The Average American Home Spends An Eye-Popping Amount On Takeout

American takeout has a rich history, as we have been grabbing food to go for over 100 years. According to History Associates Incorporated, the takeout phenomenon began in the late 19th century with street vendors selling food on bustling city street corners or in train stations. Takeout as we know it today began in the 1920s, when restaurants started packaging food in special containers for customers to pick up and carry out. Some of the first eateries to jump on the takeout bandwagon were Chinese restaurants. And, flash forward to today, Americans are spending more and more on takeout.

The Balance Small Business cites the Bureau of Labor Statistics, which claims that most American households spend about $3,100 annually on takeout. That comes out to about $60 per week. Similarly, The Daily Meal cites a survey conducted by Bid-On-Equipment that found that respondents order takeout about 2.4 times per week.

Saving America's restaurants one takeout order at a time

The Daily Meal explored the uptick in takeout due to the pandemic, with some restaurants offering only takeout options and some customers being not comfortable dining in. Interestingly, in a 2019 article published before the pandemic, Restaurant Dive cites a survey in which 62% of diners responded that they would prefer to dine in rather than take out their meals. Oh, how times have changed.

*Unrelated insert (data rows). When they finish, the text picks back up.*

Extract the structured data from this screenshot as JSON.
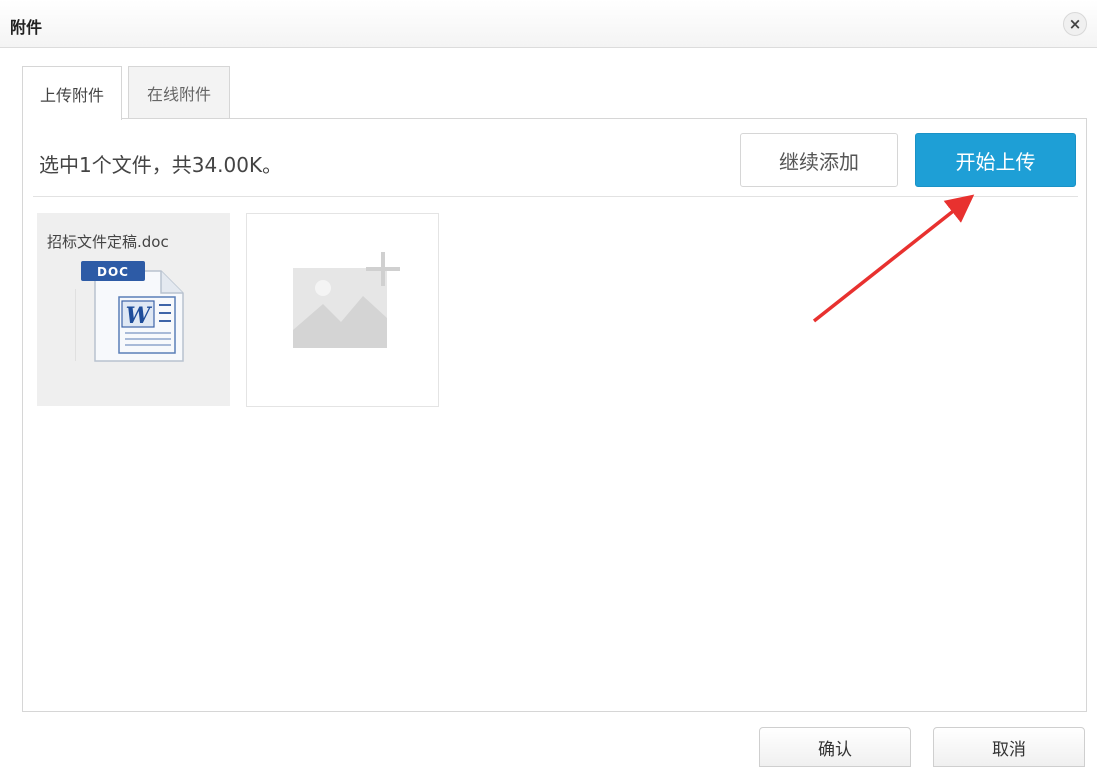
{
  "dialog": {
    "title": "附件",
    "close_label": "×"
  },
  "tabs": [
    {
      "label": "上传附件",
      "active": true
    },
    {
      "label": "在线附件",
      "active": false
    }
  ],
  "upload": {
    "status": "选中1个文件，共34.00K。",
    "add_more_label": "继续添加",
    "start_upload_label": "开始上传",
    "accent_color": "#1e9fd6"
  },
  "files": [
    {
      "name": "招标文件定稿.doc",
      "icon": "word-doc-icon",
      "badge": "DOC",
      "glyph": "W"
    }
  ],
  "add_placeholder": {
    "icon": "add-image-icon"
  },
  "annotation": {
    "color": "#e8312f"
  },
  "footer": {
    "confirm_label": "确认",
    "cancel_label": "取消"
  }
}
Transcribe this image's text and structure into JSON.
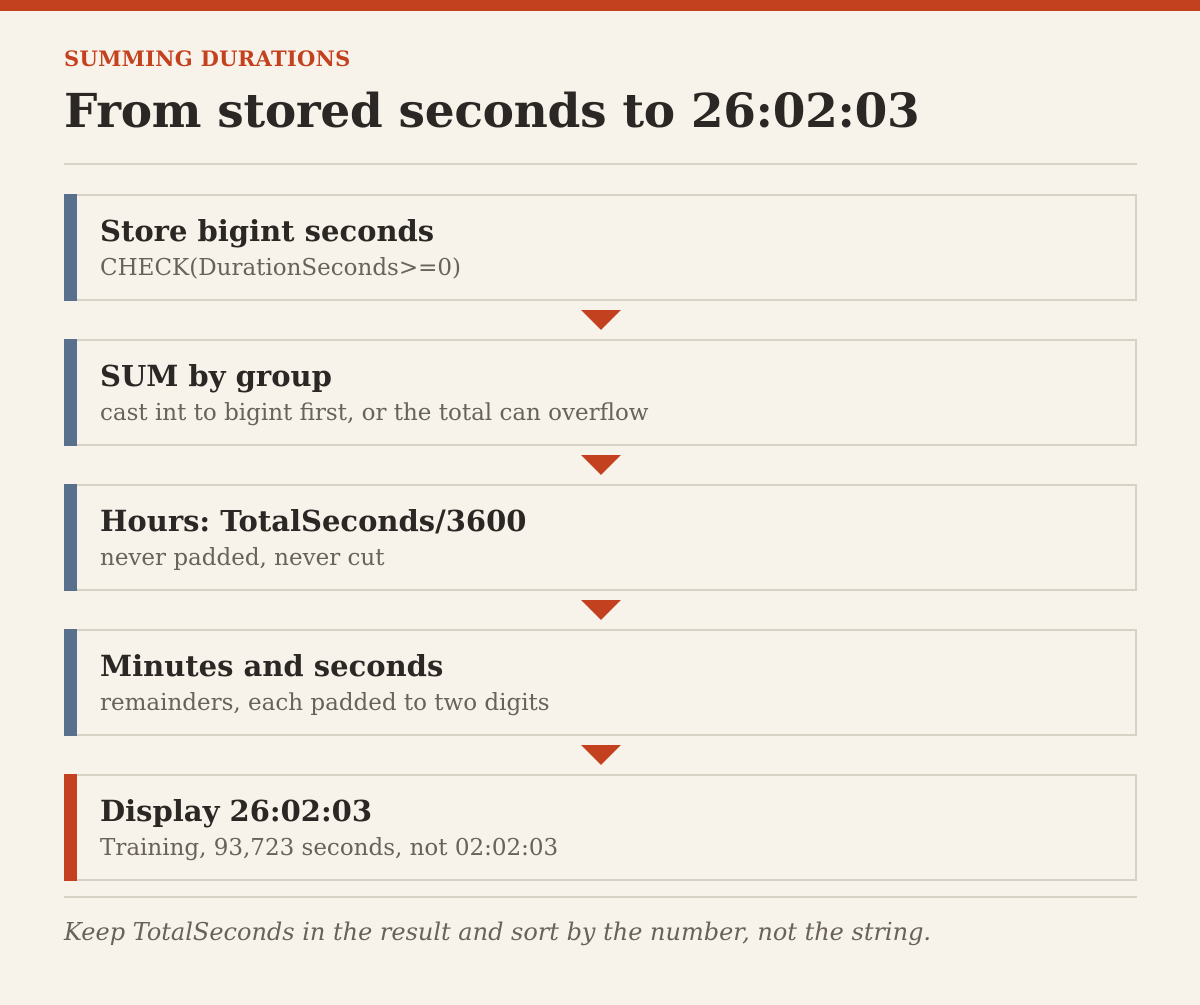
{
  "header": {
    "eyebrow": "SUMMING DURATIONS",
    "title": "From stored seconds to 26:02:03"
  },
  "steps": [
    {
      "label": "Store bigint seconds",
      "sub": "CHECK(DurationSeconds>=0)"
    },
    {
      "label": "SUM by group",
      "sub": "cast int to bigint first, or the total can overflow"
    },
    {
      "label": "Hours: TotalSeconds/3600",
      "sub": "never padded, never cut"
    },
    {
      "label": "Minutes and seconds",
      "sub": "remainders, each padded to two digits"
    },
    {
      "label": "Display 26:02:03",
      "sub": "Training, 93,723 seconds, not 02:02:03"
    }
  ],
  "footnote": "Keep TotalSeconds in the result and sort by the number, not the string.",
  "colors": {
    "accent": "#c4411f",
    "step_bar": "#58708c",
    "background": "#f8f3ea",
    "border": "#d8d1c6"
  }
}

Additionally, according to the Bid-On-Equipment survey, most diners, up to 77%, are leaving bigger tips on their takeout orders to help both restaurant owners stay open and keep employees on the job (via The Daily Meal). The Active Times asked etiquette expert Diane Gottsman about the appropriate amount of tip for a takeout or curbside pickup order. "If your order is relatively cheap, say $11, 20% is only $2. That's pretty low, so, in that case, you'd leave $5," Gottsman said.